Peru: Transport in Lima
Anyone who has ever lived in or visited Lima is well aware of the city’s serious traffic problems. The traffic congestion is not only a nuisance for commuters – it also hampers productivity and poses serious health risks. By some estimates, traffic congestion costs $1bn annually in forgone output and pollution-related health problems. In an effort to reverse this trend, the office of Lima’s mayor, Susana Villarán, and private sector interests are engaged in a wide array of projects aimed at freeing up traffic flow.
Villarán has announced plans to expand the city’s new rapid bus transport system – the Metropolitano. Launched in 2010, the Metropolitano operates city-owned buses along designated highway corridors. As part of these expansion efforts Villarán hopes to develop more routes, as well as better connections between the Metropolitano and the city’s electric train line, the Tren Eléctrico. The first of these connections is scheduled to begin operations at the end of August and will connect the north of the city to Villa El Salvador in the south.
The Tren Eléctrico will also be expanding. In November, the first of 19 new trains produced by French company Alstom Transport will arrive. The second train is scheduled to arrive in December, followed by two more every month until the order is filled. Fernando Deustua, the general manager of institutional relations for the Lima Metro, told local press that the trains represent an investment of $280m.
Of this total, $25m will go towards the construction of a new train maintenance workshop, which is already under way. If all goes according to plan, the Tren Eléctrico should have 16 trains in operation by 2013. This will dramatically reduce commuters’ wait time, from the current 15 minutes to six.
There are also plans to develop three additional lines to complement Tren Eléctrico Line 1, which is the only line in operation at the moment.
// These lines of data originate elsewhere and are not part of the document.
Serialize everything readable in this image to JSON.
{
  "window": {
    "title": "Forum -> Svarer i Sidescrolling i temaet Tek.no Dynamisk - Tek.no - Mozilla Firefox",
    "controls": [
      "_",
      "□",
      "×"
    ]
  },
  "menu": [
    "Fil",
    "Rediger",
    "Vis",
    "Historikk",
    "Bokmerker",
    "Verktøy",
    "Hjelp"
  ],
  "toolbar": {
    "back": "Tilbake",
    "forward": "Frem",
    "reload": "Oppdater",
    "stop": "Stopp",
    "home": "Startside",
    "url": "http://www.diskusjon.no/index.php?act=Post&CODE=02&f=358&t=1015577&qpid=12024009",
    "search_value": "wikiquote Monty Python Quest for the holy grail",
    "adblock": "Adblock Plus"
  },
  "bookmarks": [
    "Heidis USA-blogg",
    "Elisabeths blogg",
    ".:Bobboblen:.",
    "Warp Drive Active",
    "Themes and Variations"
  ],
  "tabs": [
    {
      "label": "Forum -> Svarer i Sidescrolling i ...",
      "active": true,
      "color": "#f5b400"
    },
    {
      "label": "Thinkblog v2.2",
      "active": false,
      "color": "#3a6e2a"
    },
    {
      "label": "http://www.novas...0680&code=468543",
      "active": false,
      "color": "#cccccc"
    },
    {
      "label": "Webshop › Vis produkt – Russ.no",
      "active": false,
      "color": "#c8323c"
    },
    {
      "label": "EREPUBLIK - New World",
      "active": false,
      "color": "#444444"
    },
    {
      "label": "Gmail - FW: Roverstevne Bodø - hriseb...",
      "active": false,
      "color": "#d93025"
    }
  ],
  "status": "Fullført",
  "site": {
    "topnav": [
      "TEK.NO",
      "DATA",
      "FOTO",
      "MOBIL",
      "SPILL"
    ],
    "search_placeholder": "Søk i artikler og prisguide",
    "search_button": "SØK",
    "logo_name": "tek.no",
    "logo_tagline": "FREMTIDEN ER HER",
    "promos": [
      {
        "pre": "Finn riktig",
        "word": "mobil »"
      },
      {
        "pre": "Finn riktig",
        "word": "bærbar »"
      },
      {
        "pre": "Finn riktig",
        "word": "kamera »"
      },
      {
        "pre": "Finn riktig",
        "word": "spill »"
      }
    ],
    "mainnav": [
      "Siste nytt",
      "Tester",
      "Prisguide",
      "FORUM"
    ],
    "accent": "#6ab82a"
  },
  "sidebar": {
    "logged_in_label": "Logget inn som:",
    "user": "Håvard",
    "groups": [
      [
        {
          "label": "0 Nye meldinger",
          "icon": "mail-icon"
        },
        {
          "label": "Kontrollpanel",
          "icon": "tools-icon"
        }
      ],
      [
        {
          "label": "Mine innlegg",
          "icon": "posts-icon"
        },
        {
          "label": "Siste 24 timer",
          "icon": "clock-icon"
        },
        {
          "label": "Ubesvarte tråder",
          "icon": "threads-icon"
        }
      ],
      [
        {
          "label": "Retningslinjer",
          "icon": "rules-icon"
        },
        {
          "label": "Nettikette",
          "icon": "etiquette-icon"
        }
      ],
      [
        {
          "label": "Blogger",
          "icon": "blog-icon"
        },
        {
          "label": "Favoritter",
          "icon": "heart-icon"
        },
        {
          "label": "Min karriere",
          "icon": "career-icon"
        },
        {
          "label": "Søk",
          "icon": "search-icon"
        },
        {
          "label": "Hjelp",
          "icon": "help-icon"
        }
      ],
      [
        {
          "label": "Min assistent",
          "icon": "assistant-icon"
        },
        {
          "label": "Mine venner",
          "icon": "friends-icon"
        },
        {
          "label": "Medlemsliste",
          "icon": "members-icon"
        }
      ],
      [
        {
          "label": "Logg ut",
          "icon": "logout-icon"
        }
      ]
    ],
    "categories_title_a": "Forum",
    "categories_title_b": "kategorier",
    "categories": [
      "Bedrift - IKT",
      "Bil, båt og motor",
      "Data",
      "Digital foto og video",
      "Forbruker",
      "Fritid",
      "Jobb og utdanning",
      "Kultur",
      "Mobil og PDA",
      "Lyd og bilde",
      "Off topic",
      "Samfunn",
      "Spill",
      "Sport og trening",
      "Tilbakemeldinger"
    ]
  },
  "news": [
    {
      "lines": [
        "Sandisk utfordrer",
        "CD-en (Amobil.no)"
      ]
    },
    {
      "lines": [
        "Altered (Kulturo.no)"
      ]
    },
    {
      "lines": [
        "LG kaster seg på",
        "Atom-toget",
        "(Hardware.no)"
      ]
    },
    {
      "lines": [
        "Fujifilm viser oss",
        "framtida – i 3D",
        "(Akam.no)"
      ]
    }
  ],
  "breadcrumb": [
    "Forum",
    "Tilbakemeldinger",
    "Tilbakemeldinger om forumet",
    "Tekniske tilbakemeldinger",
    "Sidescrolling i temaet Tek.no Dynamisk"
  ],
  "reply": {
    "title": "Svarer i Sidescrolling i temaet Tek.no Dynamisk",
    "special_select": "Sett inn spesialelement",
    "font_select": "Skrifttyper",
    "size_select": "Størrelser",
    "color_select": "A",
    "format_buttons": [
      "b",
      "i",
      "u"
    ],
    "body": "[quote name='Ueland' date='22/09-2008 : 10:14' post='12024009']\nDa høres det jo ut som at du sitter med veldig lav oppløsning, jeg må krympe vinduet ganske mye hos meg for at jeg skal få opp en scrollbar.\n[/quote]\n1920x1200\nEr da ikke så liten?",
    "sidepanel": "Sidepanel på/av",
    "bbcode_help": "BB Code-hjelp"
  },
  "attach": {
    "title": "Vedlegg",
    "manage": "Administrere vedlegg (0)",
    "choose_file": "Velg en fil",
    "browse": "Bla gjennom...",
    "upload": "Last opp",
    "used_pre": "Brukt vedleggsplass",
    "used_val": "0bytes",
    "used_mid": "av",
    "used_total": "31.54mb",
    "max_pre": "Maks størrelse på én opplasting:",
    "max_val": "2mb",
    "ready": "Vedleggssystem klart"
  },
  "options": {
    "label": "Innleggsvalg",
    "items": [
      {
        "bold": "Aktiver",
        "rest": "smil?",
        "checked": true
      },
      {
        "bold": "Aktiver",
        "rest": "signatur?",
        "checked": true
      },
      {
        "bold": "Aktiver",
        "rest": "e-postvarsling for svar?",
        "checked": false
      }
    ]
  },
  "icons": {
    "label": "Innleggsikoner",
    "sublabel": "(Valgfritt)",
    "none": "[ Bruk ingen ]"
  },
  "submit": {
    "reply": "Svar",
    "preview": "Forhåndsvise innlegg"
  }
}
In February 2012, President Ollanta Humala announced that ProInversión, the government agency in charge of promoting investment in Peru, would be conducting studies to concession the second line. Once completed, Line 2 will connect Ate Vitarte and Callao.
As Lima’s leadership works to expand access to public transport throughout the city, another trend that could worsen rather than alleviate traffic problems is beginning to take root. As incomes rise, more and more Peruvians are purchasing their first automobiles. The Association of Peruvian Car Dealerships recently reported that new car sales were up 36% year-on-year in Peru in May 2012. Ricardo Arrarte of Tráfico Lima, a citizen’s group that works to reduce traffic accidents and environmental damage due to traffic, told OBG that this trend “will surely aggravate Lima’s traffic problems even further”.
Lima’s best hope for increasing its capacity to deal with even larger traffic flows may be the Vía Parque Rímac project, which consists of a wide array of measures aimed at improving the city’s highway infrastructure while reducing environmental pollution linked with traffic flows. Included in the project is the construction of 11 new viaducts, 9 km of roadways and a 2-km tunnel below the Rímac River. A 4-km-long park will also be developed along the banks of the Rímac.
Vía Parque Rímac is being managed by LAMSAC, a Peruvian company supported by Brazil’s INVEPAR group, while Brazilian firm OAS is in charge of construction. LAMSAC estimates that upon completion, the Vía Parque Rímac project could save Lima up to $37m annually in reduced transit times and money spent on fuel.
In addition, the project will reduce travel time to and from the Port of Callao. This could lead to greater export levels – an additional economic benefit for Lima and the country as a whole.
Despite the many ambitious plans to develop Lima’s highway and public transport network, for the time being commuters will have to continue to fight their way through the traffic. Large-scale infrastructure projects like the expansion of the Tren Eléctrico are often many years in the works. The first line of Lima’s Tren Eléctrico, for example, took more than 25 years to build, including delays related to financial and political issues. Though there will be no quick solutions, if Lima hopes to remain competitive with other South American business centres like Santiago or São Paulo, improving the transport network must remain a top priority.